- **Activity**: Copy every line of the entries that includes the word "location".

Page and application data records
■ ■ ■ ■
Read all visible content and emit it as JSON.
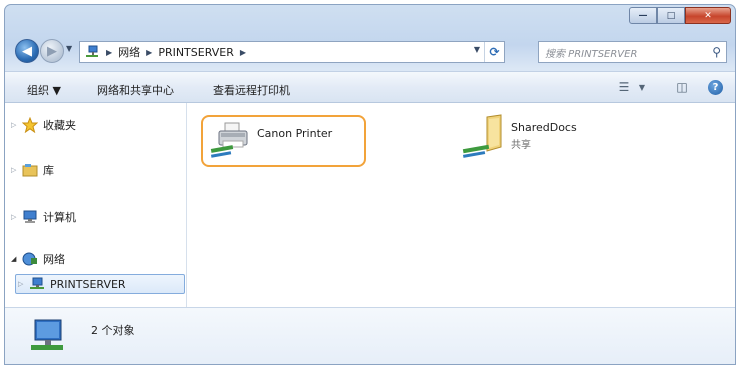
{
  "window": {
    "caption": {
      "minimize": "—",
      "maximize": "□",
      "close": "✕"
    }
  },
  "address": {
    "crumbs": [
      "网络",
      "PRINTSERVER"
    ],
    "search_placeholder": "搜索 PRINTSERVER"
  },
  "toolbar": {
    "organize": "组织 ▼",
    "network_center": "网络和共享中心",
    "view_printers": "查看远程打印机"
  },
  "navigation": {
    "items": [
      {
        "label": "收藏夹",
        "icon": "star-icon"
      },
      {
        "label": "库",
        "icon": "library-icon"
      },
      {
        "label": "计算机",
        "icon": "computer-icon"
      },
      {
        "label": "网络",
        "icon": "network-icon"
      },
      {
        "label": "PRINTSERVER",
        "icon": "server-icon",
        "selected": true
      }
    ]
  },
  "files": [
    {
      "name": "Canon Printer",
      "sub": "",
      "icon": "printer-icon",
      "highlighted": true
    },
    {
      "name": "SharedDocs",
      "sub": "共享",
      "icon": "shared-folder-icon"
    }
  ],
  "details": {
    "count_text": "2 个对象"
  },
  "colors": {
    "highlight": "#f2a33a",
    "selection": "#84acdd"
  }
}
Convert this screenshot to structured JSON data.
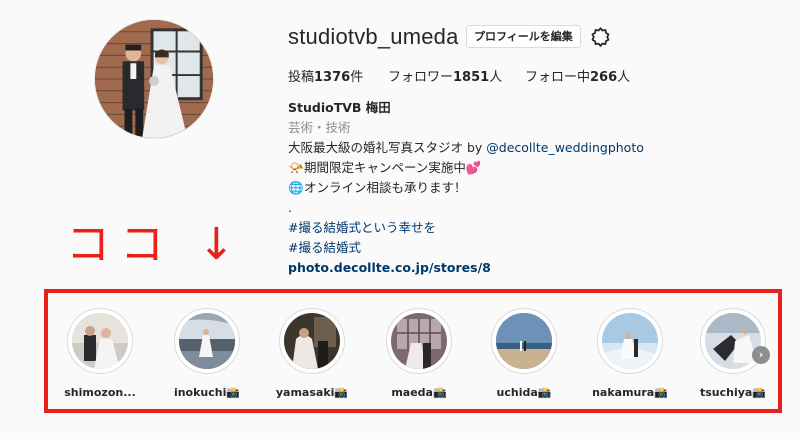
{
  "profile": {
    "username": "studiotvb_umeda",
    "edit_button": "プロフィールを編集",
    "stats": [
      {
        "prefix": "投稿",
        "count": "1376",
        "suffix": "件"
      },
      {
        "prefix": "フォロワー",
        "count": "1851",
        "suffix": "人"
      },
      {
        "prefix": "フォロー中",
        "count": "266",
        "suffix": "人"
      }
    ]
  },
  "bio": {
    "name": "StudioTVB 梅田",
    "category": "芸術・技術",
    "line1_text": "大阪最大級の婚礼写真スタジオ by ",
    "line1_mention": "@decollte_weddingphoto",
    "line2": "期間限定キャンペーン実施中",
    "line3": "オンライン相談も承ります！",
    "line4": ".",
    "tag1": "#撮る結婚式という幸せを",
    "tag2": "#撮る結婚式",
    "url": "photo.decollte.co.jp/stores/8"
  },
  "annotation": {
    "text": "ココ ↓",
    "color": "#e8211a"
  },
  "highlights": [
    {
      "label": "shimozon..."
    },
    {
      "label": "inokuchi📸"
    },
    {
      "label": "yamasaki📸"
    },
    {
      "label": "maeda📸"
    },
    {
      "label": "uchida📸"
    },
    {
      "label": "nakamura📸"
    },
    {
      "label": "tsuchiya📸"
    }
  ],
  "icons": {
    "settings": "gear-icon",
    "next": "chevron-right-icon"
  }
}
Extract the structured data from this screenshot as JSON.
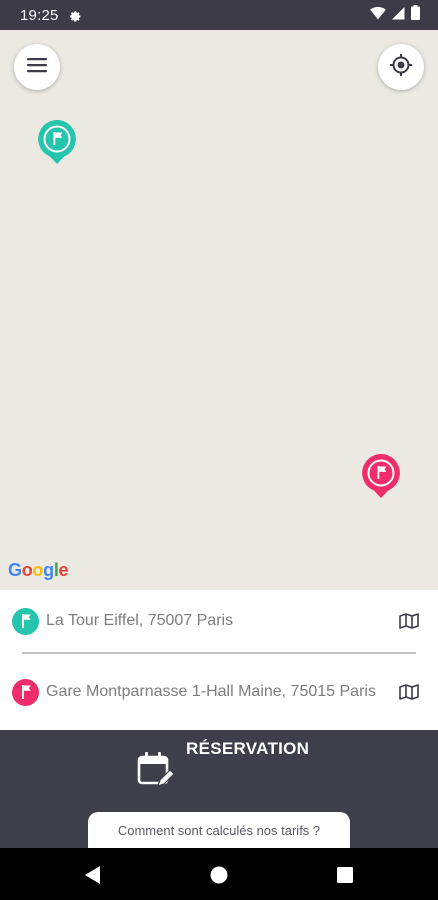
{
  "status_bar": {
    "time": "19:25",
    "icons": [
      "gear-icon",
      "wifi-icon",
      "signal-icon",
      "battery-icon"
    ]
  },
  "map": {
    "provider_logo": [
      "G",
      "o",
      "o",
      "g",
      "l",
      "e"
    ],
    "logo_colors": [
      "#4285F4",
      "#EA4335",
      "#FBBC05",
      "#4285F4",
      "#34A853",
      "#EA4335"
    ],
    "markers": [
      {
        "name": "departure",
        "color": "#25c4ad",
        "icon": "flag-icon"
      },
      {
        "name": "arrival",
        "color": "#f02d6a",
        "icon": "flag-icon"
      }
    ]
  },
  "addresses": {
    "departure": "La Tour Eiffel, 75007 Paris",
    "arrival": "Gare Montparnasse 1-Hall Maine, 75015 Paris"
  },
  "reservation": {
    "label": "RÉSERVATION",
    "tarif_link": "Comment sont calculés nos tarifs ?"
  },
  "colors": {
    "accent_green": "#25c4ad",
    "accent_red": "#f02d6a",
    "bar_dark": "#3f3e4b"
  }
}
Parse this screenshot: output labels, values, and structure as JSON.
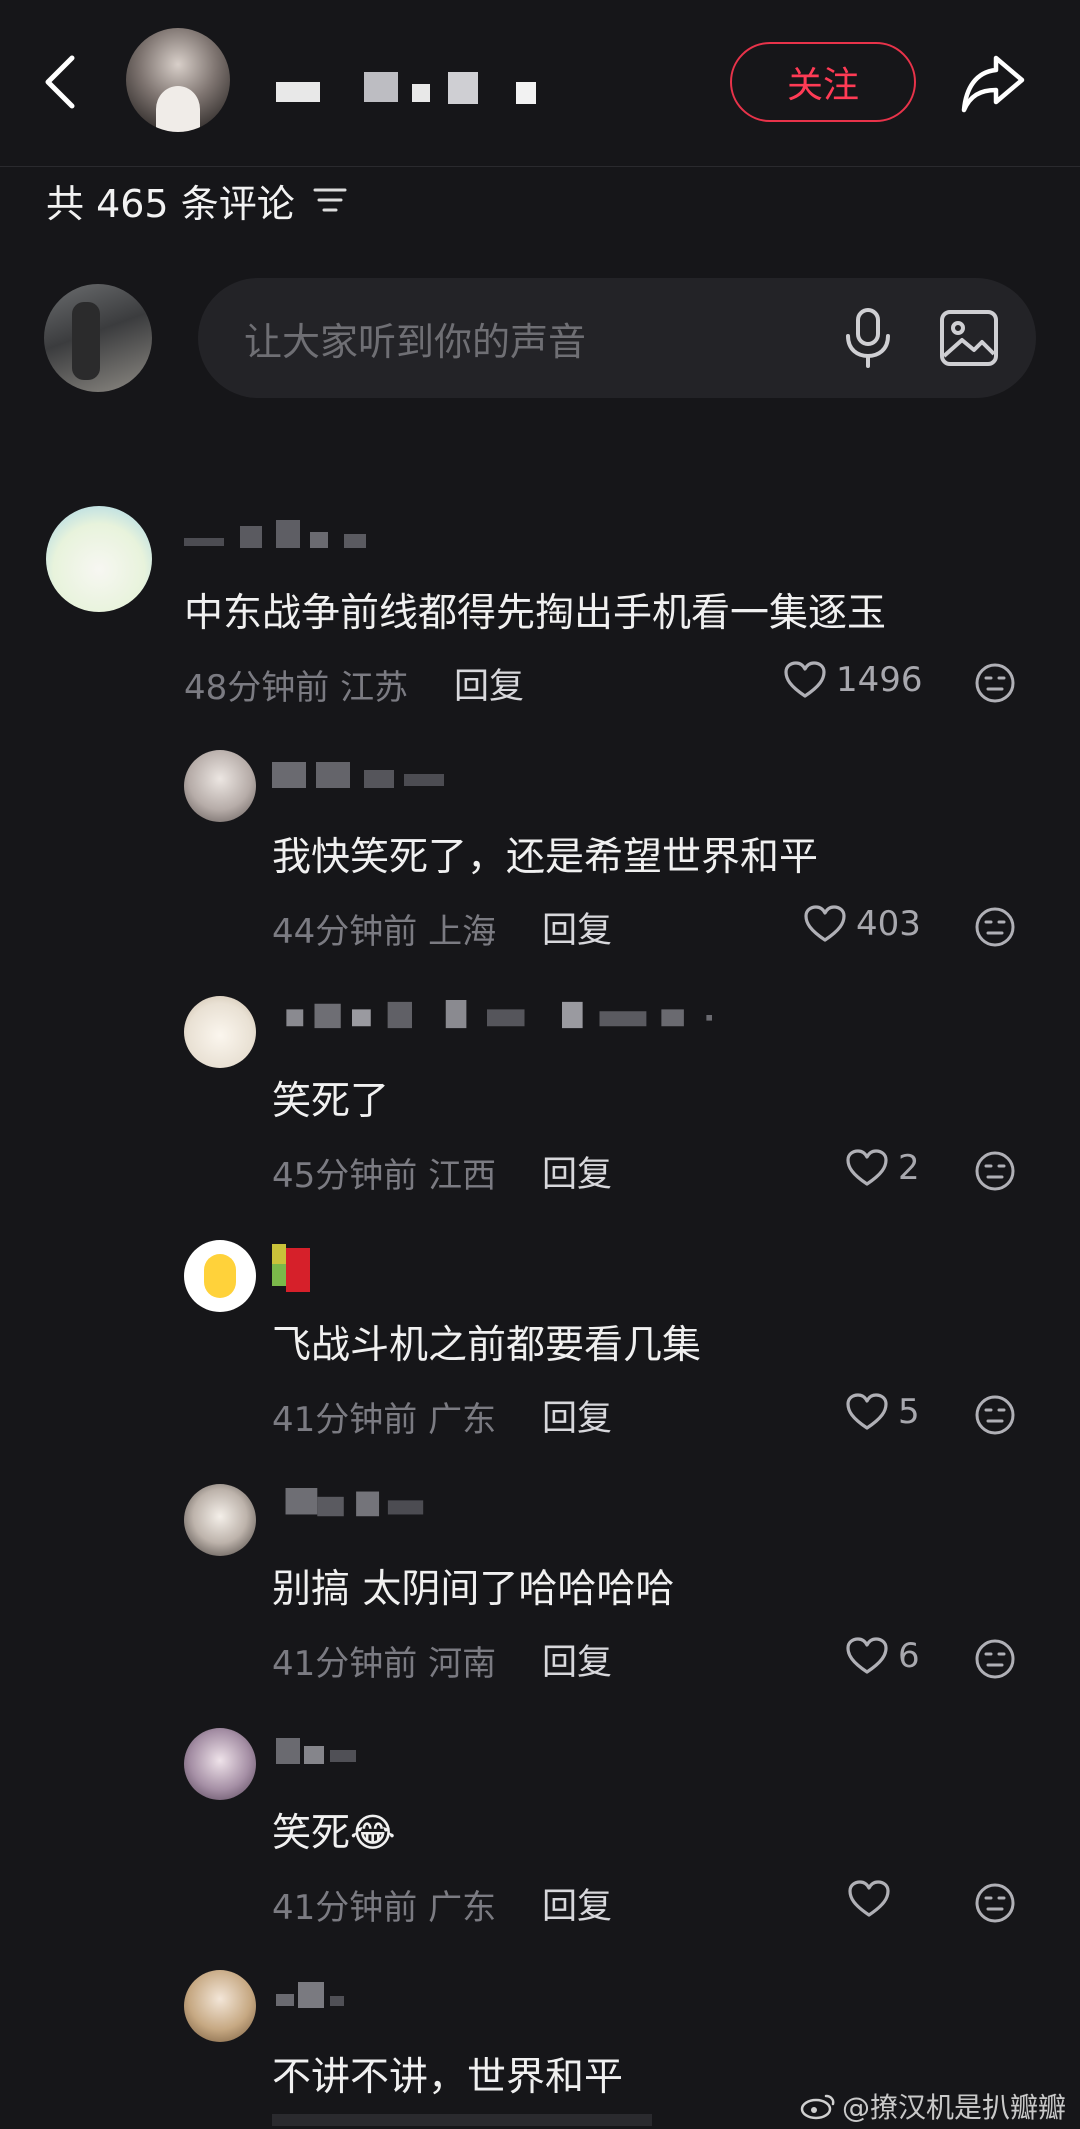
{
  "header": {
    "follow_label": "关注"
  },
  "comments_header": {
    "count_text": "共 465 条评论"
  },
  "composer": {
    "placeholder": "让大家听到你的声音"
  },
  "comments": [
    {
      "text": "中东战争前线都得先掏出手机看一集逐玉",
      "time": "48分钟前",
      "location": "江苏",
      "reply": "回复",
      "likes": "1496"
    },
    {
      "text": "我快笑死了，还是希望世界和平",
      "time": "44分钟前",
      "location": "上海",
      "reply": "回复",
      "likes": "403"
    },
    {
      "text": "笑死了",
      "time": "45分钟前",
      "location": "江西",
      "reply": "回复",
      "likes": "2"
    },
    {
      "text": "飞战斗机之前都要看几集",
      "time": "41分钟前",
      "location": "广东",
      "reply": "回复",
      "likes": "5"
    },
    {
      "text": "别搞 太阴间了哈哈哈哈",
      "time": "41分钟前",
      "location": "河南",
      "reply": "回复",
      "likes": "6"
    },
    {
      "text": "笑死😂",
      "time": "41分钟前",
      "location": "广东",
      "reply": "回复",
      "likes": ""
    },
    {
      "text": "不讲不讲，世界和平"
    }
  ],
  "watermark": {
    "text": "@撩汉机是扒瓣瓣"
  },
  "colors": {
    "background": "#161619",
    "accent": "#ff3b55",
    "input_bg": "#232327"
  }
}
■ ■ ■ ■
- **Exercise result**:
      "location": "江苏",
      "location": "上海",
      "location": "江西",
      "location": "广东",
      "location": "河南",
      "location": "广东",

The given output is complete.